• DIRECTIONS
Write out each record in full and exactly as given. Skip any pictures.

PROVIDED RECORDS section start

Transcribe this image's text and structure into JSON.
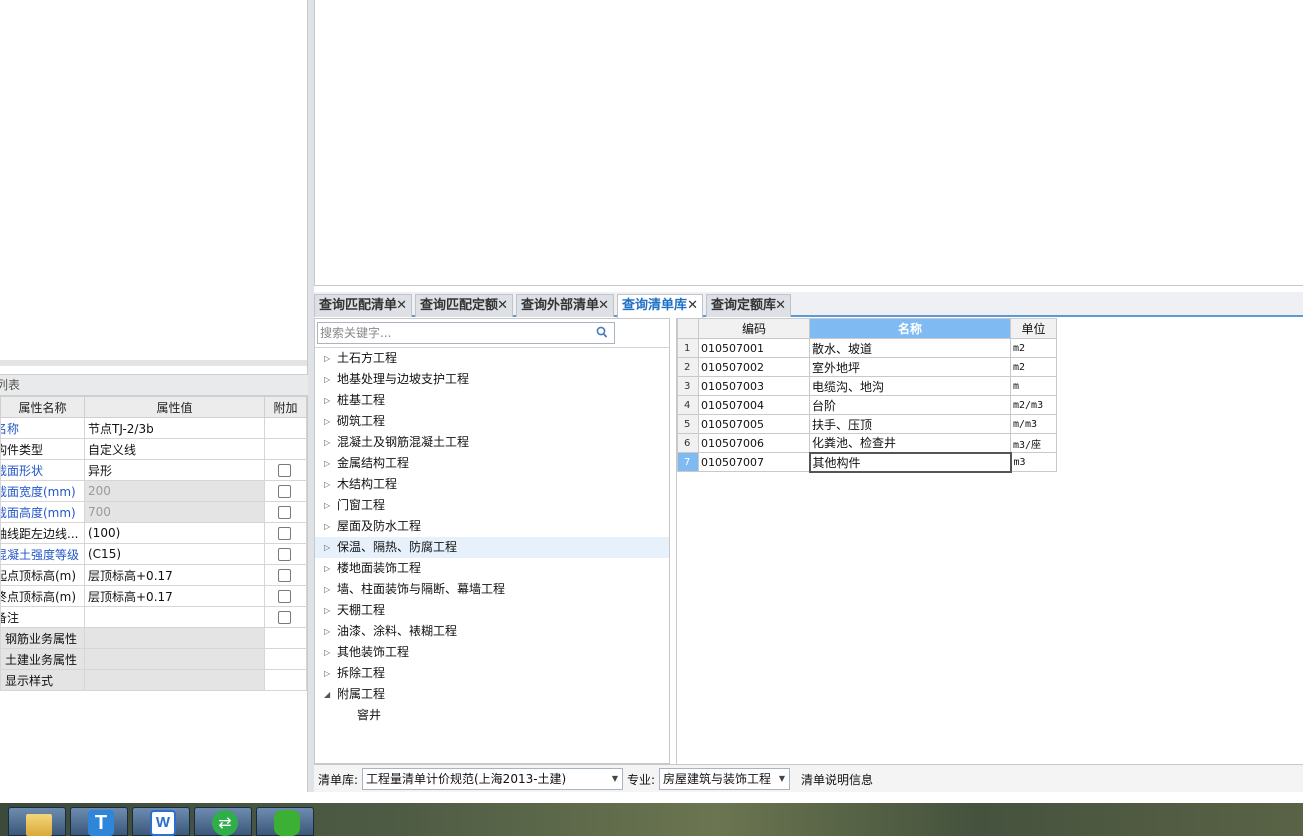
{
  "props": {
    "title": "列表",
    "headers": [
      "属性名称",
      "属性值",
      "附加"
    ],
    "rows": [
      {
        "name": "名称",
        "value": "节点TJ-2/3b",
        "blue": true,
        "gray": false,
        "check": false,
        "shade": false
      },
      {
        "name": "构件类型",
        "value": "自定义线",
        "blue": false,
        "gray": false,
        "check": false,
        "shade": false
      },
      {
        "name": "截面形状",
        "value": "异形",
        "blue": true,
        "gray": false,
        "check": true,
        "shade": false
      },
      {
        "name": "截面宽度(mm)",
        "value": "200",
        "blue": true,
        "gray": true,
        "check": true,
        "shade": true
      },
      {
        "name": "截面高度(mm)",
        "value": "700",
        "blue": true,
        "gray": true,
        "check": true,
        "shade": true
      },
      {
        "name": "轴线距左边线...",
        "value": "(100)",
        "blue": false,
        "gray": false,
        "check": true,
        "shade": false
      },
      {
        "name": "混凝土强度等级",
        "value": "(C15)",
        "blue": true,
        "gray": false,
        "check": true,
        "shade": false
      },
      {
        "name": "起点顶标高(m)",
        "value": "层顶标高+0.17",
        "blue": false,
        "gray": false,
        "check": true,
        "shade": false
      },
      {
        "name": "终点顶标高(m)",
        "value": "层顶标高+0.17",
        "blue": false,
        "gray": false,
        "check": true,
        "shade": false
      },
      {
        "name": "备注",
        "value": "",
        "blue": false,
        "gray": false,
        "check": true,
        "shade": false
      },
      {
        "name": "钢筋业务属性",
        "value": "",
        "blue": false,
        "gray": false,
        "check": false,
        "shade": true,
        "group": true
      },
      {
        "name": "土建业务属性",
        "value": "",
        "blue": false,
        "gray": false,
        "check": false,
        "shade": true,
        "group": true
      },
      {
        "name": "显示样式",
        "value": "",
        "blue": false,
        "gray": false,
        "check": false,
        "shade": true,
        "group": true
      }
    ]
  },
  "tabs": [
    {
      "label": "查询匹配清单",
      "active": false
    },
    {
      "label": "查询匹配定额",
      "active": false
    },
    {
      "label": "查询外部清单",
      "active": false
    },
    {
      "label": "查询清单库",
      "active": true
    },
    {
      "label": "查询定额库",
      "active": false
    }
  ],
  "search": {
    "placeholder": "搜索关键字..."
  },
  "tree": {
    "nodes": [
      {
        "label": "土石方工程",
        "expanded": false
      },
      {
        "label": "地基处理与边坡支护工程",
        "expanded": false
      },
      {
        "label": "桩基工程",
        "expanded": false
      },
      {
        "label": "砌筑工程",
        "expanded": false
      },
      {
        "label": "混凝土及钢筋混凝土工程",
        "expanded": false
      },
      {
        "label": "金属结构工程",
        "expanded": false
      },
      {
        "label": "木结构工程",
        "expanded": false
      },
      {
        "label": "门窗工程",
        "expanded": false
      },
      {
        "label": "屋面及防水工程",
        "expanded": false
      },
      {
        "label": "保温、隔热、防腐工程",
        "expanded": false,
        "highlight": true
      },
      {
        "label": "楼地面装饰工程",
        "expanded": false
      },
      {
        "label": "墙、柱面装饰与隔断、幕墙工程",
        "expanded": false
      },
      {
        "label": "天棚工程",
        "expanded": false
      },
      {
        "label": "油漆、涂料、裱糊工程",
        "expanded": false
      },
      {
        "label": "其他装饰工程",
        "expanded": false
      },
      {
        "label": "拆除工程",
        "expanded": false
      },
      {
        "label": "附属工程",
        "expanded": true
      }
    ],
    "child": "窨井"
  },
  "grid": {
    "headers": [
      "编码",
      "名称",
      "单位"
    ],
    "rows": [
      {
        "n": "1",
        "code": "010507001",
        "name": "散水、坡道",
        "unit": "m2"
      },
      {
        "n": "2",
        "code": "010507002",
        "name": "室外地坪",
        "unit": "m2"
      },
      {
        "n": "3",
        "code": "010507003",
        "name": "电缆沟、地沟",
        "unit": "m"
      },
      {
        "n": "4",
        "code": "010507004",
        "name": "台阶",
        "unit": "m2/m3"
      },
      {
        "n": "5",
        "code": "010507005",
        "name": "扶手、压顶",
        "unit": "m/m3"
      },
      {
        "n": "6",
        "code": "010507006",
        "name": "化粪池、检查井",
        "unit": "m3/座"
      },
      {
        "n": "7",
        "code": "010507007",
        "name": "其他构件",
        "unit": "m3"
      }
    ]
  },
  "status": {
    "lib_label": "清单库:",
    "lib_value": "工程量清单计价规范(上海2013-土建)",
    "spec_label": "专业:",
    "spec_value": "房屋建筑与装饰工程",
    "info": "清单说明信息"
  },
  "colors": {
    "accent": "#5b9bd5",
    "selected": "#7fbaf2",
    "link_text": "#2357c8"
  },
  "taskbar": {
    "icons": [
      "explorer-icon",
      "glodon-t-icon",
      "wps-icon",
      "sync-icon",
      "wechat-icon"
    ]
  }
}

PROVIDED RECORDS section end

• WRITTEN RESPONSE
Transcribe this image's text and structure into JSON.
{
  "props": {
    "title": "列表",
    "headers": [
      "属性名称",
      "属性值",
      "附加"
    ],
    "rows": [
      {
        "name": "名称",
        "value": "节点TJ-2/3b",
        "blue": true,
        "gray": false,
        "check": false,
        "shade": false
      },
      {
        "name": "构件类型",
        "value": "自定义线",
        "blue": false,
        "gray": false,
        "check": false,
        "shade": false
      },
      {
        "name": "截面形状",
        "value": "异形",
        "blue": true,
        "gray": false,
        "check": true,
        "shade": false
      },
      {
        "name": "截面宽度(mm)",
        "value": "200",
        "blue": true,
        "gray": true,
        "check": true,
        "shade": true
      },
      {
        "name": "截面高度(mm)",
        "value": "700",
        "blue": true,
        "gray": true,
        "check": true,
        "shade": true
      },
      {
        "name": "轴线距左边线...",
        "value": "(100)",
        "blue": false,
        "gray": false,
        "check": true,
        "shade": false
      },
      {
        "name": "混凝土强度等级",
        "value": "(C15)",
        "blue": true,
        "gray": false,
        "check": true,
        "shade": false
      },
      {
        "name": "起点顶标高(m)",
        "value": "层顶标高+0.17",
        "blue": false,
        "gray": false,
        "check": true,
        "shade": false
      },
      {
        "name": "终点顶标高(m)",
        "value": "层顶标高+0.17",
        "blue": false,
        "gray": false,
        "check": true,
        "shade": false
      },
      {
        "name": "备注",
        "value": "",
        "blue": false,
        "gray": false,
        "check": true,
        "shade": false
      },
      {
        "name": "钢筋业务属性",
        "value": "",
        "blue": false,
        "gray": false,
        "check": false,
        "shade": true,
        "group": true
      },
      {
        "name": "土建业务属性",
        "value": "",
        "blue": false,
        "gray": false,
        "check": false,
        "shade": true,
        "group": true
      },
      {
        "name": "显示样式",
        "value": "",
        "blue": false,
        "gray": false,
        "check": false,
        "shade": true,
        "group": true
      }
    ]
  },
  "tabs": [
    {
      "label": "查询匹配清单",
      "active": false
    },
    {
      "label": "查询匹配定额",
      "active": false
    },
    {
      "label": "查询外部清单",
      "active": false
    },
    {
      "label": "查询清单库",
      "active": true
    },
    {
      "label": "查询定额库",
      "active": false
    }
  ],
  "search": {
    "placeholder": "搜索关键字..."
  },
  "tree": {
    "nodes": [
      {
        "label": "土石方工程",
        "expanded": false
      },
      {
        "label": "地基处理与边坡支护工程",
        "expanded": false
      },
      {
        "label": "桩基工程",
        "expanded": false
      },
      {
        "label": "砌筑工程",
        "expanded": false
      },
      {
        "label": "混凝土及钢筋混凝土工程",
        "expanded": false
      },
      {
        "label": "金属结构工程",
        "expanded": false
      },
      {
        "label": "木结构工程",
        "expanded": false
      },
      {
        "label": "门窗工程",
        "expanded": false
      },
      {
        "label": "屋面及防水工程",
        "expanded": false
      },
      {
        "label": "保温、隔热、防腐工程",
        "expanded": false,
        "highlight": true
      },
      {
        "label": "楼地面装饰工程",
        "expanded": false
      },
      {
        "label": "墙、柱面装饰与隔断、幕墙工程",
        "expanded": false
      },
      {
        "label": "天棚工程",
        "expanded": false
      },
      {
        "label": "油漆、涂料、裱糊工程",
        "expanded": false
      },
      {
        "label": "其他装饰工程",
        "expanded": false
      },
      {
        "label": "拆除工程",
        "expanded": false
      },
      {
        "label": "附属工程",
        "expanded": true
      }
    ],
    "child": "窨井"
  },
  "grid": {
    "headers": [
      "编码",
      "名称",
      "单位"
    ],
    "rows": [
      {
        "n": "1",
        "code": "010507001",
        "name": "散水、坡道",
        "unit": "m2"
      },
      {
        "n": "2",
        "code": "010507002",
        "name": "室外地坪",
        "unit": "m2"
      },
      {
        "n": "3",
        "code": "010507003",
        "name": "电缆沟、地沟",
        "unit": "m"
      },
      {
        "n": "4",
        "code": "010507004",
        "name": "台阶",
        "unit": "m2/m3"
      },
      {
        "n": "5",
        "code": "010507005",
        "name": "扶手、压顶",
        "unit": "m/m3"
      },
      {
        "n": "6",
        "code": "010507006",
        "name": "化粪池、检查井",
        "unit": "m3/座"
      },
      {
        "n": "7",
        "code": "010507007",
        "name": "其他构件",
        "unit": "m3"
      }
    ]
  },
  "status": {
    "lib_label": "清单库:",
    "lib_value": "工程量清单计价规范(上海2013-土建)",
    "spec_label": "专业:",
    "spec_value": "房屋建筑与装饰工程",
    "info": "清单说明信息"
  },
  "colors": {
    "accent": "#5b9bd5",
    "selected": "#7fbaf2",
    "link_text": "#2357c8"
  },
  "taskbar": {
    "icons": [
      "explorer-icon",
      "glodon-t-icon",
      "wps-icon",
      "sync-icon",
      "wechat-icon"
    ]
  }
}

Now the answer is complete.